EXERCISE AIM: Any picture must be dropped, but each line of the data should be duplicated exactly.

INPUT:
____

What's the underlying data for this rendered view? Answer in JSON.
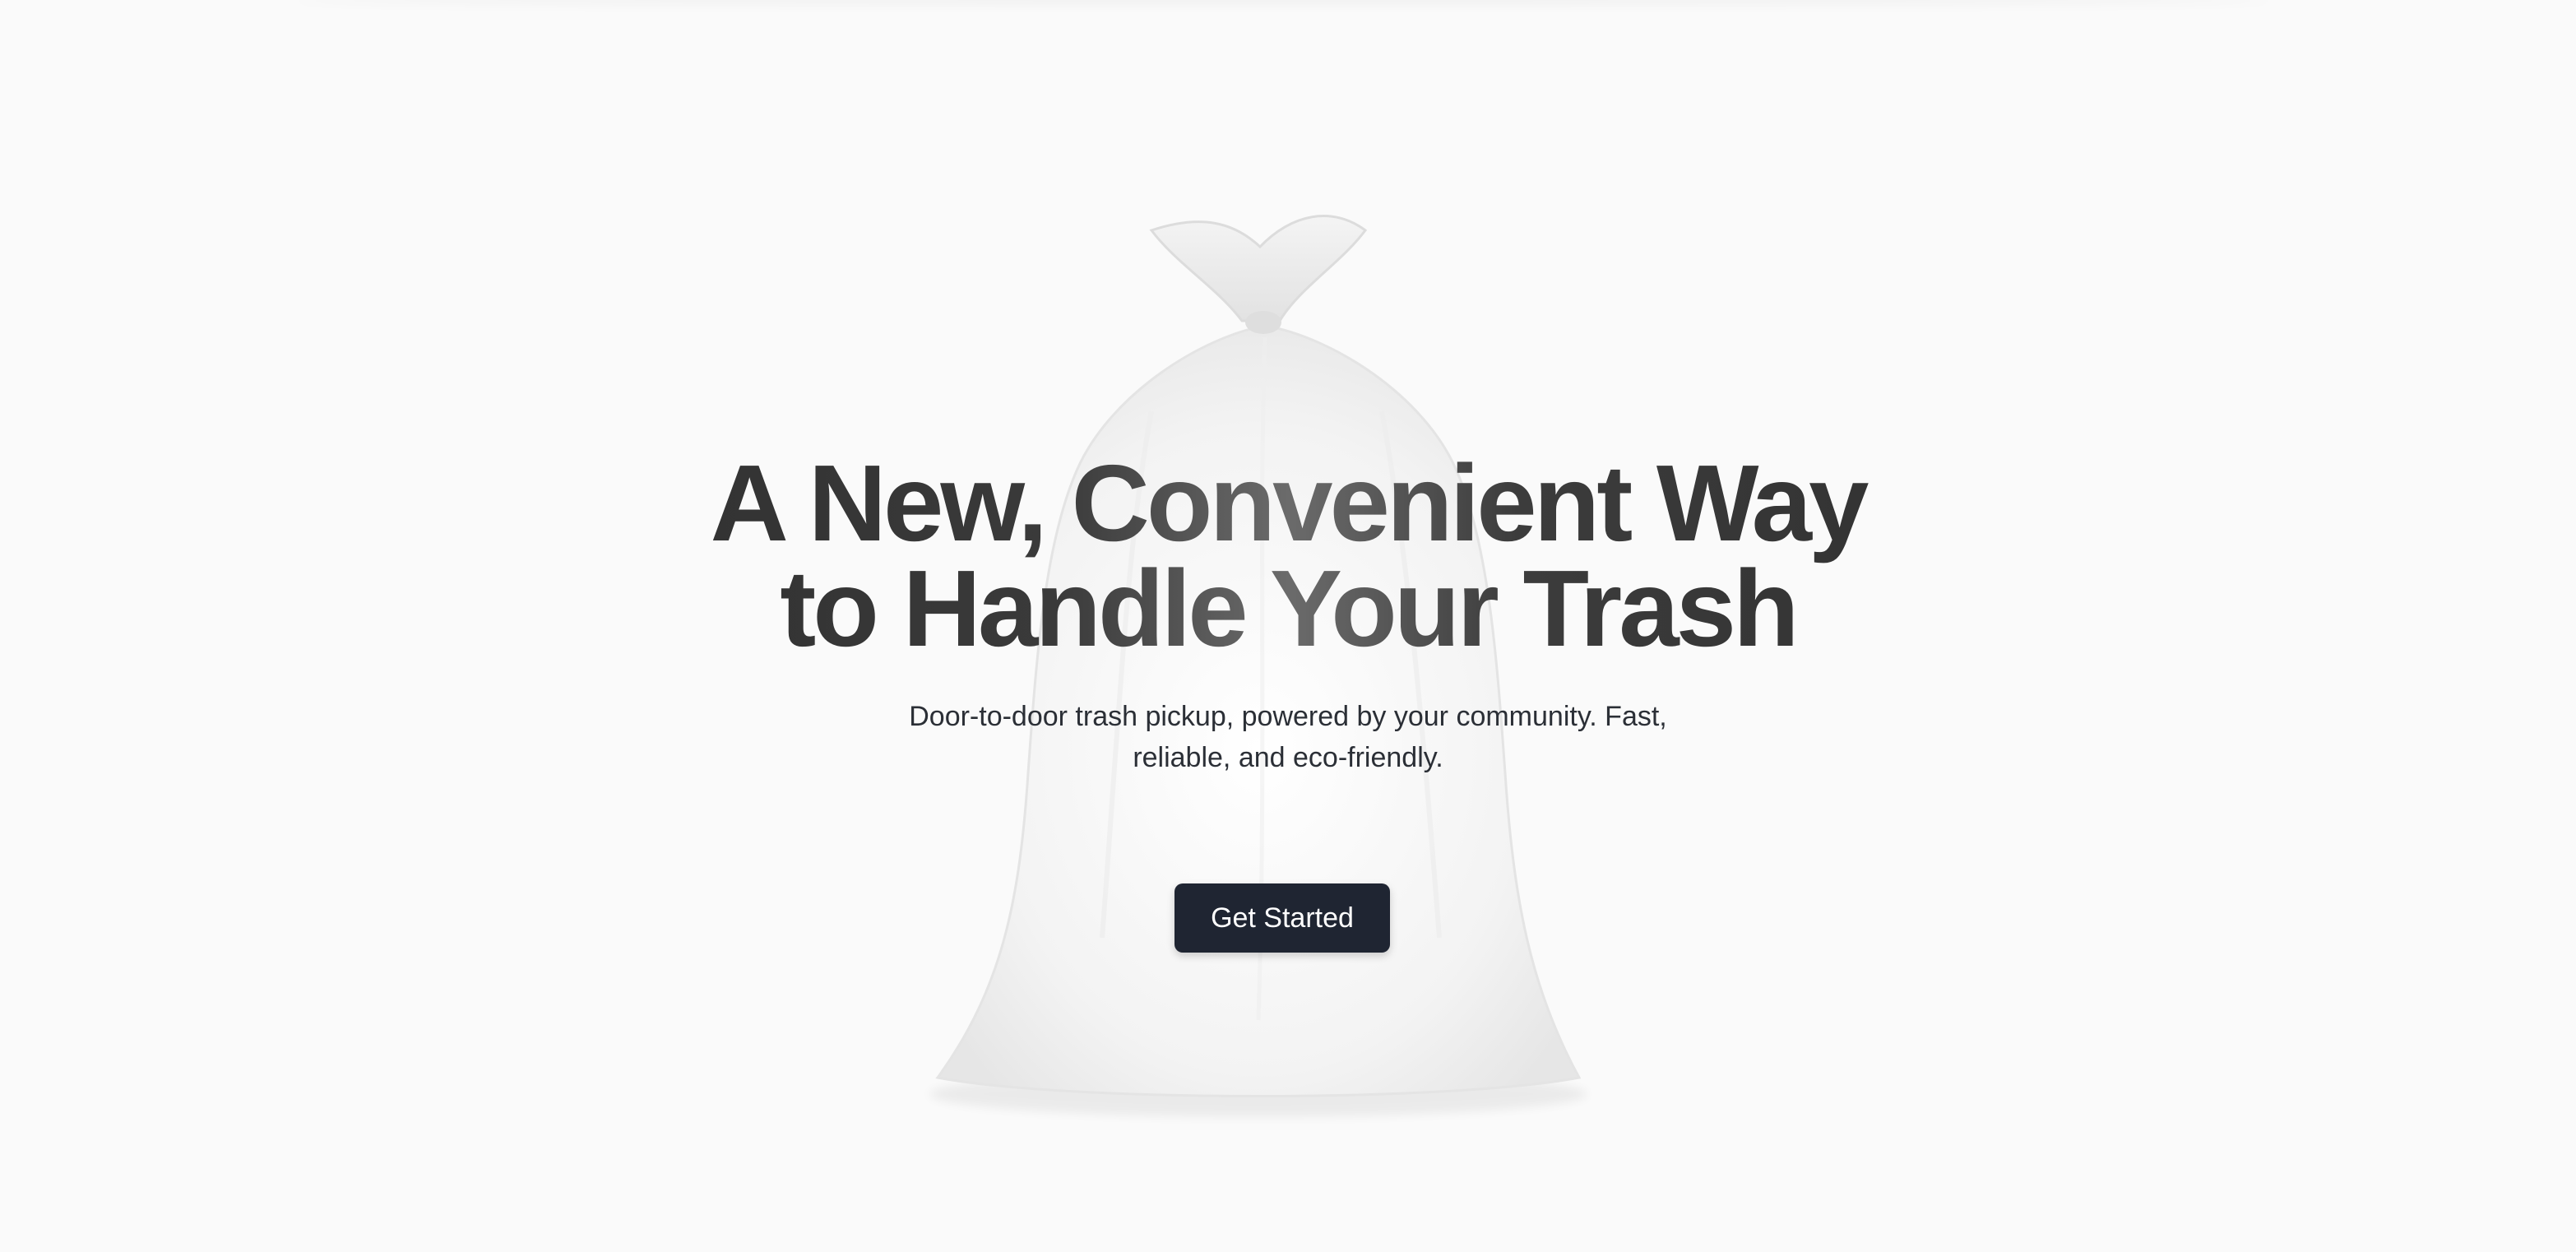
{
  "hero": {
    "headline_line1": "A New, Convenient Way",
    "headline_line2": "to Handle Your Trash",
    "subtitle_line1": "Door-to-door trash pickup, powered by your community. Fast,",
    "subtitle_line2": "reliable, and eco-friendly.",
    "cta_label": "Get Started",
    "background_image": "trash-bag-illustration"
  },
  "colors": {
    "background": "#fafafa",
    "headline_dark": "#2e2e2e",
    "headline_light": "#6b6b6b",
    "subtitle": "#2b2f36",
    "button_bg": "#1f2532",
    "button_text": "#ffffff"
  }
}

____

SOLUTION TO THIS EXERCISE:
What's the underlying data for this rendered view? Answer in JSON.
{
  "hero": {
    "headline_line1": "A New, Convenient Way",
    "headline_line2": "to Handle Your Trash",
    "subtitle_line1": "Door-to-door trash pickup, powered by your community. Fast,",
    "subtitle_line2": "reliable, and eco-friendly.",
    "cta_label": "Get Started",
    "background_image": "trash-bag-illustration"
  },
  "colors": {
    "background": "#fafafa",
    "headline_dark": "#2e2e2e",
    "headline_light": "#6b6b6b",
    "subtitle": "#2b2f36",
    "button_bg": "#1f2532",
    "button_text": "#ffffff"
  }
}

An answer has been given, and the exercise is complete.